The MTA’s looming fiscal crisis could set the agency up for a confrontation with its unions, labor leaders warned on Wednesday.
“We’re not going to step up, we’re not going to open up our contracts,” Transport Workers Union international president John Samuelsen said Wednesday, minutes after city board rep Bob Lin suggested unions “need to step up to the table” and “share the burden” of possible budget cuts.
Samuelsen and his labor colleagues on the board did not take kindly to the suggestion they make more concessions as the agency tries to stave off financial collapse.
“We’ve paid with blood,” said Samuelsen, whose union, TWU Local 100, accounts for nearly two-thirds of the MTA workers killed by COVID-19.
“To come and ask us to step up by opening up our contracts or by bargaining in some concessionary fashion is just utterly unthinkable.”
Transit officials on Wednesday outlined billions of dollars in potential cuts that would need to be enacted if the federal government fails to provide $12 billion in rescue funds through the end of 2021.
The potential hits include 40 and 50 percent reductions to subway and commuter rail service, respectively, as well as a wage freeze.
TWU won a 10 percent wage increase in its most recent four-year contract, which was ratified at the beginning of this year.
Metro-North labor rep Norman Brown warned tensions were likely with or without layoffs or other wage concessions, predicting that workers sidelined during service reductions may leave the agency.
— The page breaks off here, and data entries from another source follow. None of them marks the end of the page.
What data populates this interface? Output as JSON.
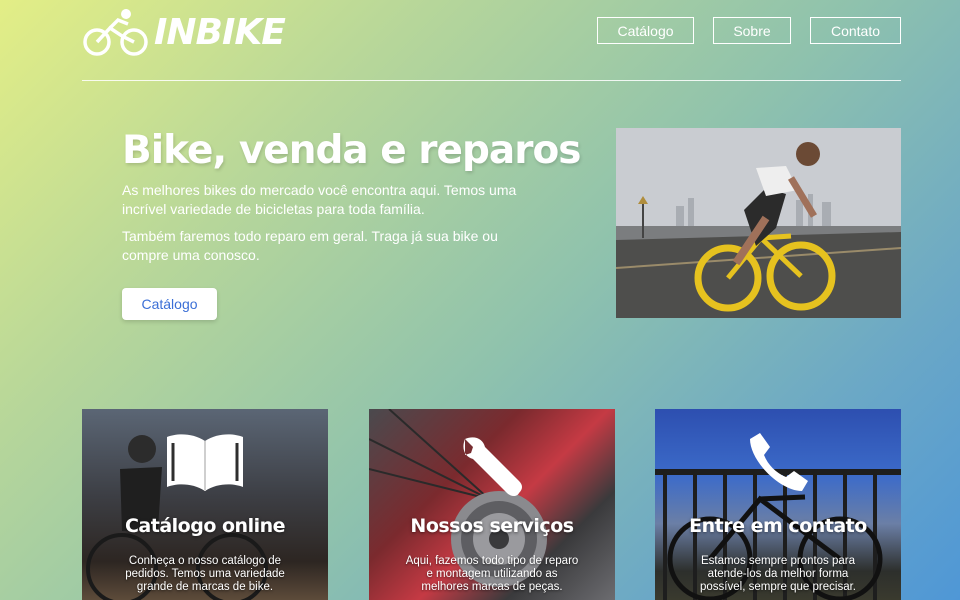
{
  "brand": {
    "name": "INBIKE",
    "logo_icon": "cyclist-icon"
  },
  "nav": {
    "items": [
      {
        "label": "Catálogo"
      },
      {
        "label": "Sobre"
      },
      {
        "label": "Contato"
      }
    ]
  },
  "hero": {
    "title": "Bike, venda e reparos",
    "paragraph1": "As melhores bikes do mercado você encontra aqui. Temos uma incrível variedade de bicicletas para toda família.",
    "paragraph2": "Também faremos todo reparo em geral. Traga já sua bike ou compre uma conosco.",
    "button_label": "Catálogo",
    "button_color": "#3b6fd6"
  },
  "cards": [
    {
      "icon": "book-icon",
      "title": "Catálogo online",
      "text": "Conheça o nosso catálogo de pedidos. Temos uma variedade grande de marcas de bike."
    },
    {
      "icon": "wrench-icon",
      "title": "Nossos serviços",
      "text": "Aqui, fazemos todo tipo de reparo e montagem utilizando as melhores marcas de peças."
    },
    {
      "icon": "phone-icon",
      "title": "Entre em contato",
      "text": "Estamos sempre prontos para atende-los da melhor forma possível, sempre que precisar."
    }
  ]
}
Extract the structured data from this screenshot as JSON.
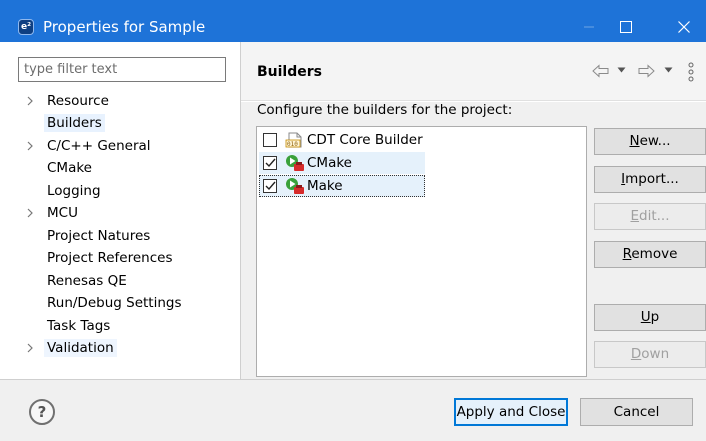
{
  "window": {
    "title": "Properties for Sample",
    "app_icon": "e²",
    "minimize_icon": "minimize-icon",
    "maximize_icon": "maximize-icon",
    "close_icon": "close-icon",
    "titlebar_color": "#1e73d8"
  },
  "filter": {
    "placeholder": "type filter text",
    "value": ""
  },
  "tree": [
    {
      "label": "Resource",
      "expandable": true
    },
    {
      "label": "Builders",
      "expandable": false,
      "selected": true
    },
    {
      "label": "C/C++ General",
      "expandable": true
    },
    {
      "label": "CMake",
      "expandable": false
    },
    {
      "label": "Logging",
      "expandable": false
    },
    {
      "label": "MCU",
      "expandable": true
    },
    {
      "label": "Project Natures",
      "expandable": false
    },
    {
      "label": "Project References",
      "expandable": false
    },
    {
      "label": "Renesas QE",
      "expandable": false
    },
    {
      "label": "Run/Debug Settings",
      "expandable": false
    },
    {
      "label": "Task Tags",
      "expandable": false
    },
    {
      "label": "Validation",
      "expandable": true,
      "hover": true
    }
  ],
  "page": {
    "title": "Builders",
    "description": "Configure the builders for the project:",
    "nav_icons": [
      "back-arrow-icon",
      "dropdown-icon",
      "forward-arrow-icon",
      "dropdown-icon",
      "view-menu-icon"
    ]
  },
  "builders": [
    {
      "label": "CDT Core Builder",
      "checked": false,
      "icon": "cdt-builder-icon"
    },
    {
      "label": "CMake",
      "checked": true,
      "icon": "external-builder-icon"
    },
    {
      "label": "Make",
      "checked": true,
      "icon": "external-builder-icon"
    }
  ],
  "buttons": {
    "new": {
      "mnemonic": "N",
      "rest": "ew..."
    },
    "import": {
      "mnemonic": "I",
      "rest": "mport..."
    },
    "edit": {
      "mnemonic": "E",
      "rest": "dit..."
    },
    "remove": {
      "mnemonic": "R",
      "rest": "emove"
    },
    "up": {
      "mnemonic": "U",
      "rest": "p"
    },
    "down": {
      "mnemonic": "D",
      "rest": "own"
    }
  },
  "footer": {
    "help": "?",
    "apply_close": "Apply and Close",
    "cancel": "Cancel"
  }
}
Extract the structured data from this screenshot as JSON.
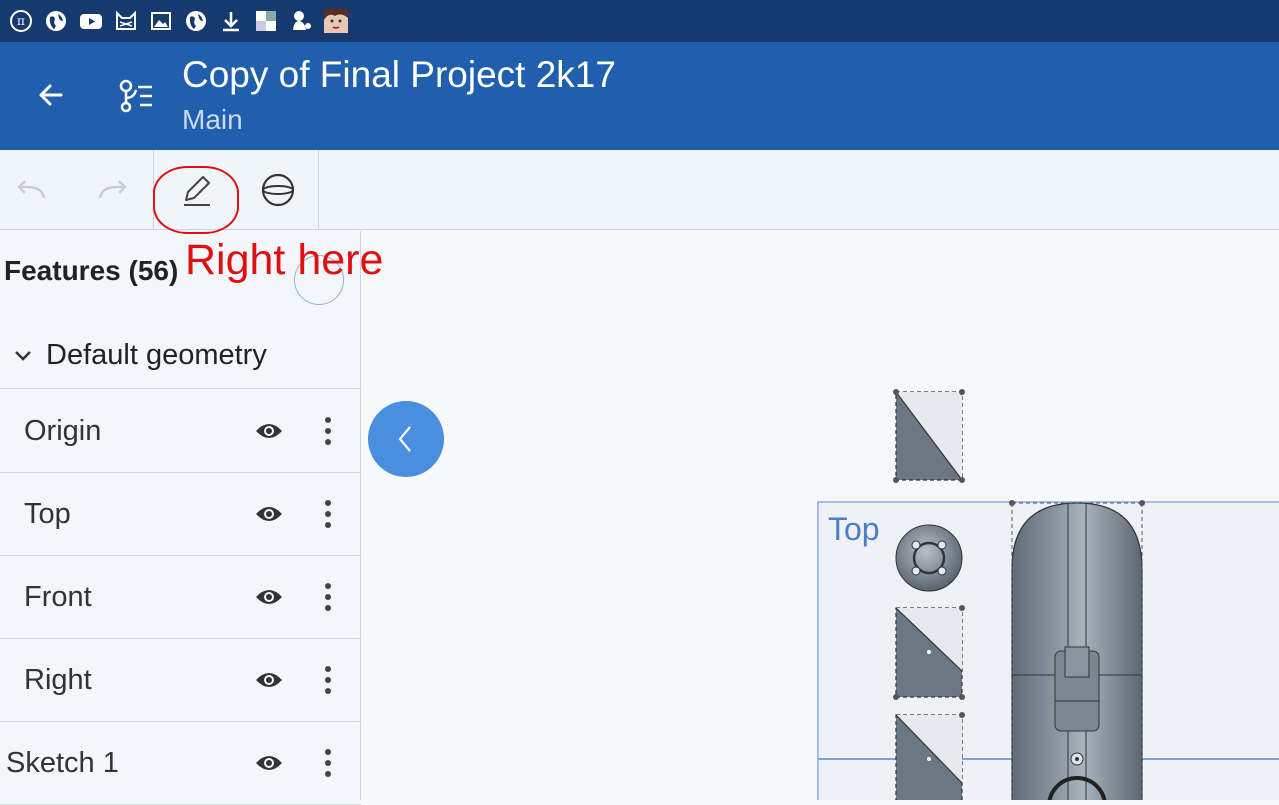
{
  "status_bar": {
    "icons": [
      "pi-icon",
      "globe-icon",
      "youtube-icon",
      "cat-icon",
      "image-icon",
      "globe-icon",
      "download-icon",
      "app-icon",
      "figure-icon",
      "avatar-icon"
    ]
  },
  "app_bar": {
    "title": "Copy of Final Project 2k17",
    "subtitle": "Main",
    "colors": {
      "background": "#1f5fad",
      "status": "#173a6e"
    }
  },
  "toolbar": {
    "undo_icon": "undo-icon",
    "redo_icon": "redo-icon",
    "sketch_icon": "pencil-icon",
    "plane_icon": "plane-icon"
  },
  "annotation": {
    "text": "Right here",
    "color": "#e01010"
  },
  "panel": {
    "header": "Features (56)",
    "group_label": "Default geometry",
    "features": [
      {
        "name": "Origin"
      },
      {
        "name": "Top"
      },
      {
        "name": "Front"
      },
      {
        "name": "Right"
      },
      {
        "name": "Sketch 1"
      }
    ]
  },
  "viewport": {
    "plane_label": "Top"
  }
}
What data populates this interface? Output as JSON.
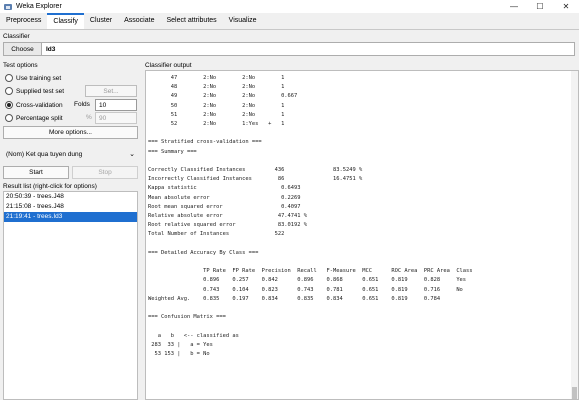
{
  "window": {
    "title": "Weka Explorer",
    "minimize": "—",
    "maximize": "☐",
    "close": "✕"
  },
  "tabs": [
    "Preprocess",
    "Classify",
    "Cluster",
    "Associate",
    "Select attributes",
    "Visualize"
  ],
  "active_tab": "Classify",
  "classifier": {
    "section_label": "Classifier",
    "choose_label": "Choose",
    "name": "Id3"
  },
  "test_options": {
    "section_label": "Test options",
    "use_training_set": "Use training set",
    "supplied_test_set": "Supplied test set",
    "set_button": "Set...",
    "cross_validation": "Cross-validation",
    "folds_label": "Folds",
    "folds_value": "10",
    "percentage_split": "Percentage split",
    "percent_symbol": "%",
    "percent_value": "90",
    "more_options": "More options...",
    "selected": "Cross-validation"
  },
  "class_select": {
    "value": "(Nom) Ket qua tuyen dung",
    "chevron": "⌄"
  },
  "actions": {
    "start": "Start",
    "stop": "Stop"
  },
  "result_list": {
    "label": "Result list (right-click for options)",
    "items": [
      "20:50:39 - trees.J48",
      "21:15:08 - trees.J48",
      "21:19:41 - trees.Id3"
    ],
    "selected_index": 2
  },
  "output": {
    "label": "Classifier output",
    "lines": [
      "       47        2:No        2:No        1",
      "       48        2:No        2:No        1",
      "       49        2:No        2:No        0.667",
      "       50        2:No        2:No        1",
      "       51        2:No        2:No        1",
      "       52        2:No        1:Yes   +   1",
      "",
      "=== Stratified cross-validation ===",
      "=== Summary ===",
      "",
      "Correctly Classified Instances         436               83.5249 %",
      "Incorrectly Classified Instances        86               16.4751 %",
      "Kappa statistic                          0.6493",
      "Mean absolute error                      0.2269",
      "Root mean squared error                  0.4097",
      "Relative absolute error                 47.4741 %",
      "Root relative squared error             83.0192 %",
      "Total Number of Instances              522",
      "",
      "=== Detailed Accuracy By Class ===",
      "",
      "                 TP Rate  FP Rate  Precision  Recall   F-Measure  MCC      ROC Area  PRC Area  Class",
      "                 0.896    0.257    0.842      0.896    0.868      0.651    0.819     0.828     Yes",
      "                 0.743    0.104    0.823      0.743    0.781      0.651    0.819     0.716     No",
      "Weighted Avg.    0.835    0.197    0.834      0.835    0.834      0.651    0.819     0.784",
      "",
      "=== Confusion Matrix ===",
      "",
      "   a   b   <-- classified as",
      " 283  33 |   a = Yes",
      "  53 153 |   b = No"
    ]
  }
}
“You’re going to lose some talented people,” Brown said. “There will be a high level of bitterness among the remaining workers, as a function of having gone so quickly from being ‘essential worker heroes’ to disposable workers on the street.”
“The way we’re going now, it’s down a road of confrontation.”